Aim of the task: Set down all of the entries exactly, leaving nothing out.

******

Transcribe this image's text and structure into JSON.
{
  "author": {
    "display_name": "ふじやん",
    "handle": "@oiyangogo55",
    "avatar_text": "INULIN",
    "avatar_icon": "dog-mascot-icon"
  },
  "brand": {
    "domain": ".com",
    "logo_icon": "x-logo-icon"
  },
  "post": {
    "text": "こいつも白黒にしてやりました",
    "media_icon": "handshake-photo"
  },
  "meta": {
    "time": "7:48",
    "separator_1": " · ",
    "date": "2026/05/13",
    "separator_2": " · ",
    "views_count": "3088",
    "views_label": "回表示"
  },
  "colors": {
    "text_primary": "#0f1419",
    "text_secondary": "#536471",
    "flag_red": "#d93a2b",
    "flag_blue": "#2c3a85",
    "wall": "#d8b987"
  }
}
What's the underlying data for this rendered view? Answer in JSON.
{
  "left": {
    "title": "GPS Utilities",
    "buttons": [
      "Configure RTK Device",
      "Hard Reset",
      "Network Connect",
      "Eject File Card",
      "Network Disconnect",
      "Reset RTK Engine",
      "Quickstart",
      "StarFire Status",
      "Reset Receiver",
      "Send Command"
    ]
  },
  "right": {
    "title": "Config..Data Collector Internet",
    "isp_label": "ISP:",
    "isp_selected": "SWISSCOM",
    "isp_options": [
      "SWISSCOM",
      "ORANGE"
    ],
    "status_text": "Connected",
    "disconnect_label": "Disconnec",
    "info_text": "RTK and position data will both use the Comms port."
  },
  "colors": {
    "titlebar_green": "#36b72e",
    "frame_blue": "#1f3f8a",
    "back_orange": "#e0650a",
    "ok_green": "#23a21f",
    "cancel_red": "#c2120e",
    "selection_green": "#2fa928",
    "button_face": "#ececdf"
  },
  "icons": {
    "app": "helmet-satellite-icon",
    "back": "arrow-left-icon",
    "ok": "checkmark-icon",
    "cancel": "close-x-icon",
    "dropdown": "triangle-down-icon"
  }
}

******

Reply to the task:
Transcribe this image's text and structure into JSON.
{
  "author": {
    "display_name": "ふじやん",
    "handle": "@oiyangogo55",
    "avatar_text": "INULIN",
    "avatar_icon": "dog-mascot-icon"
  },
  "brand": {
    "domain": ".com",
    "logo_icon": "x-logo-icon"
  },
  "post": {
    "text": "こいつも白黒にしてやりました",
    "media_icon": "handshake-photo"
  },
  "meta": {
    "time": "7:48",
    "separator_1": " · ",
    "date": "2026/05/13",
    "separator_2": " · ",
    "views_count": "3088",
    "views_label": "回表示"
  },
  "colors": {
    "text_primary": "#0f1419",
    "text_secondary": "#536471",
    "flag_red": "#d93a2b",
    "flag_blue": "#2c3a85",
    "wall": "#d8b987"
  }
}
What's the underlying data for this rendered view? Answer in JSON.
{
  "left": {
    "title": "GPS Utilities",
    "buttons": [
      "Configure RTK Device",
      "Hard Reset",
      "Network Connect",
      "Eject File Card",
      "Network Disconnect",
      "Reset RTK Engine",
      "Quickstart",
      "StarFire Status",
      "Reset Receiver",
      "Send Command"
    ]
  },
  "right": {
    "title": "Config..Data Collector Internet",
    "isp_label": "ISP:",
    "isp_selected": "SWISSCOM",
    "isp_options": [
      "SWISSCOM",
      "ORANGE"
    ],
    "status_text": "Connected",
    "disconnect_label": "Disconnec",
    "info_text": "RTK and position data will both use the Comms port."
  },
  "colors": {
    "titlebar_green": "#36b72e",
    "frame_blue": "#1f3f8a",
    "back_orange": "#e0650a",
    "ok_green": "#23a21f",
    "cancel_red": "#c2120e",
    "selection_green": "#2fa928",
    "button_face": "#ececdf"
  },
  "icons": {
    "app": "helmet-satellite-icon",
    "back": "arrow-left-icon",
    "ok": "checkmark-icon",
    "cancel": "close-x-icon",
    "dropdown": "triangle-down-icon"
  }
}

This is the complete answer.